The article published on in the Rwanda Journal Series D Volume 1, 2016 Life and Natural Sciences: Special Issue II entitled Innovative GIS technology for forest monitoring: ForestLink with the authors  S.R. Tchoffo, N. Rodrigue, L. Moutoni, G.T. HANDJA has been retracted because the authors did not hold the intellectual property rights or copyright to the Forest Link software, and this publication was not approved by the organization that financed the technology and created the software (Rainforest Foundation United Kingdom). The authors have themselves requested the retraction after a discussion where they too agreed that they did not possess the intellectual property or the right to publish the article.
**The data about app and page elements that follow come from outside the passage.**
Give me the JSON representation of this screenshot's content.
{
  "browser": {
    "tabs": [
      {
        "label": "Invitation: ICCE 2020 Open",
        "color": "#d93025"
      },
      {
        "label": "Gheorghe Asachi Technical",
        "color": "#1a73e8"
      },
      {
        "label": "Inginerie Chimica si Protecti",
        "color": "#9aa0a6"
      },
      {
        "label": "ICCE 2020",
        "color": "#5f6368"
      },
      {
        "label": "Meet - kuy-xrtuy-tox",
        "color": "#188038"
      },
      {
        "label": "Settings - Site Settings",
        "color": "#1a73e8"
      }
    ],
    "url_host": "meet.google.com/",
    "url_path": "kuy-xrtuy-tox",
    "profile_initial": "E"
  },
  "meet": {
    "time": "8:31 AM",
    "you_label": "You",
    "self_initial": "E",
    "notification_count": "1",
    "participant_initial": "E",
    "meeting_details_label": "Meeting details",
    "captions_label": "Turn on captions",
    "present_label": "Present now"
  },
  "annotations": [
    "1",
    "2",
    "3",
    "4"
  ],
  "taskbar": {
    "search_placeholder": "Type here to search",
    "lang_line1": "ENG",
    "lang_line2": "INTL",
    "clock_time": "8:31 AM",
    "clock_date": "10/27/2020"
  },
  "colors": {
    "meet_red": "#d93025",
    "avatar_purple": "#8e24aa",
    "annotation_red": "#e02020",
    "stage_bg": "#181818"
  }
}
Covering about 180 million hectares, the Congo Basin is the second largest  contiguous rainforest on the planet after the Amazon. But logging companies operate there at a frantic pace, sometimes illegally and to the detriment of the local  communities that are the custodians of these forests, and who often live in poverty and lack basic infrastructure. Instead, a good management of these forests can significantly contribute to improving the living conditions of these populations, for instance by generating timber royalties that can be used for providing services or building infrastructures that benefit local communities. Communities themselves can play an important role in monitoring the forest operators' activities. To support them in doing so, British NGO The Rainforest Foundation UK and the Cameroonian association Forêts et Développement Rural have successfully developed and piloted technology in Cameroon which enables communities to capture and transmit geo-referenced reports of forest illegalities to a central database in near real-time, even from areas where there is no mobile phone or internet connectivity. The system has many potential applications and is easily adaptable to different kinds of forest monitoring, including for instance wildlife populations, poaching, positive achievements under initiatives such as REDD, etc.


Keywords: Cameroon, Forest monitoring, geo-referenced report, GIS, natural resources, real-time.




http://dx.doi.org/10.4314/rj.v1i2S.14D
AJOL African Journals Online